I saw the Teenage Mutant Ninja Turtles, about 20-strong, marching on Whitley B, one of the eight housing units in the prison. Apparently the whole compound had erupted.
“Man, fuck this bullshit,” I said and retreated to my cell. I unlocked my locker and checked out the commissary I’d bought from the store the week before in preparation. Unlike many prisoners, I was ready for the strike, riot and subsequent lockdown. I looked out the slim window on the cell door and saw pandemonium erupting. A group of Mexican gangbangers had someone down in the common area kicking the shit out of them. “Cut that shit out,” the CO yelled, but when the gangbangers turned on him, he fled the unit, unlocking the front door and stepping outside, before locking it again.
Through the bars on the window facing the compound, I saw the Teenage Mutant Ninja Turtles, about 20-strong, marching on Whitley B, one of the eight housing units in the prison. Apparently the whole compound had erupted, and they were moving in to restore order. I knew we’d be on lockdown shortly as a steady stream of noncompliant prisoners were ushered out of Whitley B heading toward SHU. The sort team dragged some, carried others and in general treated the protesting prisoners like subhumans. It wouldn’t be long before they hit my block and did the same.
A couple of times my homeboys came into my cell and tried to cajole me to join in the fun, but I wasn’t with it. I was at the beginning of a 25-year sentence, and although I was extremely angry at the amount of time I got, I decided to channel my anger into something positive.

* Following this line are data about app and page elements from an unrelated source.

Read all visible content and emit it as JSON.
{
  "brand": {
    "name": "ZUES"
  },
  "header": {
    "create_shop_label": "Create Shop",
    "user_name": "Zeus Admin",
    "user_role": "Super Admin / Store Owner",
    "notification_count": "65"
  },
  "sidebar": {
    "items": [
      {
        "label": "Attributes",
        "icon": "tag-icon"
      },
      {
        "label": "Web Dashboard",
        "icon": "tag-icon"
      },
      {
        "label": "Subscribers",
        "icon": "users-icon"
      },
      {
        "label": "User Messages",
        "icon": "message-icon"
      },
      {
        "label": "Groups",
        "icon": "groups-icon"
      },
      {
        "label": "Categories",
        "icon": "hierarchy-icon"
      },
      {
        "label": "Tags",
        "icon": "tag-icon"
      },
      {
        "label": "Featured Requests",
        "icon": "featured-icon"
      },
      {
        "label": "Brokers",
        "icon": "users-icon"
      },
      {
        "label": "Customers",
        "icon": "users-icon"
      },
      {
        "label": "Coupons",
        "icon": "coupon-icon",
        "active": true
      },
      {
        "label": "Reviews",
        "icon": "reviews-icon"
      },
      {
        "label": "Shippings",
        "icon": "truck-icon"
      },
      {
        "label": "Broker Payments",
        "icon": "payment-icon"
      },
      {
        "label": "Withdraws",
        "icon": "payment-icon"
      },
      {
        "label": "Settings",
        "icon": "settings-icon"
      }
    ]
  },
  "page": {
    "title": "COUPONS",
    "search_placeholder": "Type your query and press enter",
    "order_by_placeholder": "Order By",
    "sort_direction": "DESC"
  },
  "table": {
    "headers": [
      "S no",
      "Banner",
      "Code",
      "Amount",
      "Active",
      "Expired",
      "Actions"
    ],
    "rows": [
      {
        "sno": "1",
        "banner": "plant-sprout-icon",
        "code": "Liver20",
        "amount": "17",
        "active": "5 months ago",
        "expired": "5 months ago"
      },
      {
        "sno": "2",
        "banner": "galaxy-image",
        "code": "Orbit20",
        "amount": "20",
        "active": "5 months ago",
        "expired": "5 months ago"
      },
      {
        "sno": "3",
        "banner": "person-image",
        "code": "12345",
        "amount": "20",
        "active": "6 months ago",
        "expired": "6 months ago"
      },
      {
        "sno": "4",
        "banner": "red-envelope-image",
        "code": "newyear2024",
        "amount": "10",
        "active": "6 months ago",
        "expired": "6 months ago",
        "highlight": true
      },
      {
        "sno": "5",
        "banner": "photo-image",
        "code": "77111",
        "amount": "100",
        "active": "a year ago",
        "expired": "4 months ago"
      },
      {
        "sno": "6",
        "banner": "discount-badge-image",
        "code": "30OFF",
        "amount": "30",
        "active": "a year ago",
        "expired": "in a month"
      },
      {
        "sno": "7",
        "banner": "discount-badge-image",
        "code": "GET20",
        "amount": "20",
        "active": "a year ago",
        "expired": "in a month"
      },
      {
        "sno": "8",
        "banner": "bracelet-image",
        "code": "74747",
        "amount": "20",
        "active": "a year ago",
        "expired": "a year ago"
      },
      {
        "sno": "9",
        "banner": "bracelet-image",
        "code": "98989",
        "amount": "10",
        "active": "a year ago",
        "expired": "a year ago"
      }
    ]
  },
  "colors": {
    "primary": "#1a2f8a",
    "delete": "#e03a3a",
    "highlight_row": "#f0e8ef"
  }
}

The sort team finally made it to our unit and locked everyone down. Those who refused were carted off to the hole, where we found out prisoners were sleeping four and five to a cell. Buses were coming in and hauling the more unruly prisoners off to USP Terre Haute and USP Atlanta, penitentiaries with extra hole space. It took some of those guys six to nine months to get transferred back to Manchester.
I saw a Muslim Imam get forcibly moved to the hole in restraints for complaining about the bag lunches we were getting every day for weeks. He also made an issue about the barely three showers per week we were afforded for hygiene purposes. Months later, I heard a bunch of crazy stories about dudes getting four-pointed to the bed or knocked down a set of stairs in handcuffs by COs. Retribution was a bitch.
Me, I looked at the lockdown, almost six weeks long, like a sabbatical. I knew what was coming and I didn’t want to get shipped off to a high-security prison, the fate of many. My locker was full and I’d stocked up on books, magazines and letter-writing supplies. I went through the motions and kept to myself, reading and writing and trying to stay out of the drama.
But by the end? Relief. Living in a room the size of your bathroom with another man 24/7 can be taxing, to say the least. It was nice to get back out on the compound when the lockdown ended.
It felt like freedom, even though I was still locked up.